WHAT IS EXPECTED » Copy every line of the records below that holds the word "actions".

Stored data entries
Start of Block
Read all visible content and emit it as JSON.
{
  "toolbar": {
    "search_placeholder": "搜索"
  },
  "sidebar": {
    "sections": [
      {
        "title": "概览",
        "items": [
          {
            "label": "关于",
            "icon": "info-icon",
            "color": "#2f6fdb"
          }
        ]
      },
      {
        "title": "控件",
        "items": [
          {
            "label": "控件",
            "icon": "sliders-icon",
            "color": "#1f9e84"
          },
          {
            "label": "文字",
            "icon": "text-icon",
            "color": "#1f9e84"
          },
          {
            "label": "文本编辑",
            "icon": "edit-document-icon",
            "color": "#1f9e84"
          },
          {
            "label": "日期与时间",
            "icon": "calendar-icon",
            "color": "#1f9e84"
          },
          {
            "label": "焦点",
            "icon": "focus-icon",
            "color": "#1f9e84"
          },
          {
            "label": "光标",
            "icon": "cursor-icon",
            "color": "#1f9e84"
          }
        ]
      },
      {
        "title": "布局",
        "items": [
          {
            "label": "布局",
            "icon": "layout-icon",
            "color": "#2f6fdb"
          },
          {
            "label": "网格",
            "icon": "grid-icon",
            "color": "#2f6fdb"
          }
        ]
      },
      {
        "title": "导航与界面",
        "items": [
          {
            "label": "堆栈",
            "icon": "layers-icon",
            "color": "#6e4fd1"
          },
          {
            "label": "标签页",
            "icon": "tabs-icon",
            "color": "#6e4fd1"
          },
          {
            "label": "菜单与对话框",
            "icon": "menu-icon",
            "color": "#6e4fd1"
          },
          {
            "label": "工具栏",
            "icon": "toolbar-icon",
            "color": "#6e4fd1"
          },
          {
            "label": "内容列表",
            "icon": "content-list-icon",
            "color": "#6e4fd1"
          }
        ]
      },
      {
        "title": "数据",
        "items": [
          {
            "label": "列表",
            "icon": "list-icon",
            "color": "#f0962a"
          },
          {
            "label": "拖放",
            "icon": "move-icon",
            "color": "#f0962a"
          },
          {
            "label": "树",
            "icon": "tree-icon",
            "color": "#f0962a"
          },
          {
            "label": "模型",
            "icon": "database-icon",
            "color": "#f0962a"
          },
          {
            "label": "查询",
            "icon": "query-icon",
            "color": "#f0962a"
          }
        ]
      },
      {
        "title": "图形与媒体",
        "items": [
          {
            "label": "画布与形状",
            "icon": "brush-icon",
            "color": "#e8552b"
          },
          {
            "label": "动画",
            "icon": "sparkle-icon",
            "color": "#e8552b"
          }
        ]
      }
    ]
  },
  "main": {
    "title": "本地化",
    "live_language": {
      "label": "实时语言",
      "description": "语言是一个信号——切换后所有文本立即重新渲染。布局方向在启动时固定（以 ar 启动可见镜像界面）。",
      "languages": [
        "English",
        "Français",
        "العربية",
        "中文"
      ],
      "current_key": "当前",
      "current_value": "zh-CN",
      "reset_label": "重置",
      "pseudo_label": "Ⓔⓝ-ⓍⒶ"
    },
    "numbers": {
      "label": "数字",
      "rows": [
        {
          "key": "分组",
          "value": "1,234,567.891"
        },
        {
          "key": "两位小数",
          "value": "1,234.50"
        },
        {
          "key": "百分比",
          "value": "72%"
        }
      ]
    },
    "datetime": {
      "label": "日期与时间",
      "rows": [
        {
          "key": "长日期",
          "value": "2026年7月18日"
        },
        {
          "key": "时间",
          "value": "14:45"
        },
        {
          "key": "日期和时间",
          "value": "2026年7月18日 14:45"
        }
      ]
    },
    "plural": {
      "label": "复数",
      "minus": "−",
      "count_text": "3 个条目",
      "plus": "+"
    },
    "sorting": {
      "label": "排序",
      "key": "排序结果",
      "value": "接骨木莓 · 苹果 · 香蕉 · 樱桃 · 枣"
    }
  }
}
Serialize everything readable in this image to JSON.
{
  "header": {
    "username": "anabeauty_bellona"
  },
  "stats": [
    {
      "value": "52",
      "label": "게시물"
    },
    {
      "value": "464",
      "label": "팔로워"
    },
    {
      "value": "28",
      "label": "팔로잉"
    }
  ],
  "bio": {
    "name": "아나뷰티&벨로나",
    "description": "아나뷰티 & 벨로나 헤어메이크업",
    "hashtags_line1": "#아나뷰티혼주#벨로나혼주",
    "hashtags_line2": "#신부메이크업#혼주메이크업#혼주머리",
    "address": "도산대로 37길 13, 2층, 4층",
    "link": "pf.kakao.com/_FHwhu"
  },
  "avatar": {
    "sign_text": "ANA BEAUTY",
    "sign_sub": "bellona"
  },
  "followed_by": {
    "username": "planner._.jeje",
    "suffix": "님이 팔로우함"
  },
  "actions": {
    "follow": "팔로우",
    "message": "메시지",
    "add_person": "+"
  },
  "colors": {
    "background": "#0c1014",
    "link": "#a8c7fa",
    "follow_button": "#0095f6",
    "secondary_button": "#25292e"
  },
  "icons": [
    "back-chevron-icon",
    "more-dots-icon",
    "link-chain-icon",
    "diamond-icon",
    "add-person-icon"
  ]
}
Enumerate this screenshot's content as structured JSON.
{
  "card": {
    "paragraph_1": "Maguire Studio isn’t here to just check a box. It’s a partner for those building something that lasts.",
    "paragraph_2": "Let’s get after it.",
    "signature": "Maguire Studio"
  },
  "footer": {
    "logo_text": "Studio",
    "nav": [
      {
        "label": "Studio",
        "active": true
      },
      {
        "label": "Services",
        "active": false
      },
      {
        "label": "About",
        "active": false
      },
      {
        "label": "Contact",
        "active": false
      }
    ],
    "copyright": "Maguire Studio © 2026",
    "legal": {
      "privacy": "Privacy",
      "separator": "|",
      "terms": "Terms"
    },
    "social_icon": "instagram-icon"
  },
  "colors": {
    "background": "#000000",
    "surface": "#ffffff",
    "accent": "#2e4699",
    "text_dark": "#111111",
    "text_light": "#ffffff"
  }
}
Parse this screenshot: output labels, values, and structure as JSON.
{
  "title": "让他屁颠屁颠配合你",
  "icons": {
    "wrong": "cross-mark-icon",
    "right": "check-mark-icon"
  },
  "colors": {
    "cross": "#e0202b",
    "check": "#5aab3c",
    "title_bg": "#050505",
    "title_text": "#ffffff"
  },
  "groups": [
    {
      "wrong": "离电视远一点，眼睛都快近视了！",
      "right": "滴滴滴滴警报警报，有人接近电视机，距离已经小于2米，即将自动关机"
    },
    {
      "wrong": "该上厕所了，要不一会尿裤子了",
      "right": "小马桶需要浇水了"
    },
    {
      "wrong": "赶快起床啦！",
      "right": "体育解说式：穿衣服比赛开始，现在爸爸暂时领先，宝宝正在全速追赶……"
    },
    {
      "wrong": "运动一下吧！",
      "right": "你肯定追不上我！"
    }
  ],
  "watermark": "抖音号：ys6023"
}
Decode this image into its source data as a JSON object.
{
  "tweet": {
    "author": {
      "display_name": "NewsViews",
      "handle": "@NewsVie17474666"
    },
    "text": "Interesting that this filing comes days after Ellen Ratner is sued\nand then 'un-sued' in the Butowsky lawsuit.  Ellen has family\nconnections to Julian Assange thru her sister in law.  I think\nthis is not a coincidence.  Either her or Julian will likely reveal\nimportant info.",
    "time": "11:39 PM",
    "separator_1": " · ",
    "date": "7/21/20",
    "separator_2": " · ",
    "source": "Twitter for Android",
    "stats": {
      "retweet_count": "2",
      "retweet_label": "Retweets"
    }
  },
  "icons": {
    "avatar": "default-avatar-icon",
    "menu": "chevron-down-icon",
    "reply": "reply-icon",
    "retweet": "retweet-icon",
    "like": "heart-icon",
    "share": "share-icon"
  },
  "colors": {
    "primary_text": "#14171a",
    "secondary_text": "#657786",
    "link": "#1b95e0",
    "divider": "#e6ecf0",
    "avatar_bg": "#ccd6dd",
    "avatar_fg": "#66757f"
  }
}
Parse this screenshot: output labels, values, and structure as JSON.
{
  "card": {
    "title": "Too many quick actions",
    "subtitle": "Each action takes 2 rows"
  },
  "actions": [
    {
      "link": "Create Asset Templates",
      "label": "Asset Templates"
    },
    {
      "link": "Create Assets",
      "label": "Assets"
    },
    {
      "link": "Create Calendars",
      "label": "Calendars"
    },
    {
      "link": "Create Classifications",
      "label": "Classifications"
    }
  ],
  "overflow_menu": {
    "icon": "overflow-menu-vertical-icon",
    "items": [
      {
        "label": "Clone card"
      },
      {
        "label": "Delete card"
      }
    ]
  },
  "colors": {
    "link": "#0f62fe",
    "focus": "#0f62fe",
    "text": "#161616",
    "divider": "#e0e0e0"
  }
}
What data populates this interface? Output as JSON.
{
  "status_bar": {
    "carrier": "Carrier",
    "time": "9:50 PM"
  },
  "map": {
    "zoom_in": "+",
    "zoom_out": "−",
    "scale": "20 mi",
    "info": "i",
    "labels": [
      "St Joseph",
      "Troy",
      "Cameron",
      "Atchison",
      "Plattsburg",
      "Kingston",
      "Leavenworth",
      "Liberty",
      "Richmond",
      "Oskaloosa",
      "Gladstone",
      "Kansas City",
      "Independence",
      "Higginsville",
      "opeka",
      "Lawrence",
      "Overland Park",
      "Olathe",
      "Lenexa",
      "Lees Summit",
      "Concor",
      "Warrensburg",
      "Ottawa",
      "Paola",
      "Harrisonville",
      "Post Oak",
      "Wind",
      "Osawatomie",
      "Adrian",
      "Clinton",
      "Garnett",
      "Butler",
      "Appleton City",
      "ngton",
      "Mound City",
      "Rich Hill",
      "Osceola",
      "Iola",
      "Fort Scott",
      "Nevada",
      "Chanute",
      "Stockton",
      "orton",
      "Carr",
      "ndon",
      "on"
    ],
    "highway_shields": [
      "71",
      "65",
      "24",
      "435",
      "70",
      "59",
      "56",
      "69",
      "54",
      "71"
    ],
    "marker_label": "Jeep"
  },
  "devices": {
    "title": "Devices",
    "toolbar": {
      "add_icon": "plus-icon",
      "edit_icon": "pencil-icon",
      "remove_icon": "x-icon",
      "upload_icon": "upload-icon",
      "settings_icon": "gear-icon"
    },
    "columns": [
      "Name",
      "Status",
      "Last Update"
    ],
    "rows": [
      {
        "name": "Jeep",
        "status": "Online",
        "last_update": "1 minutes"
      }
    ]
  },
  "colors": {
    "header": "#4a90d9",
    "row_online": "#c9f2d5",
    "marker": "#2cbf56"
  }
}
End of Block
ANSWER BELOW »
  "actions": {
    "title": "Too many quick actions",
  "actions": [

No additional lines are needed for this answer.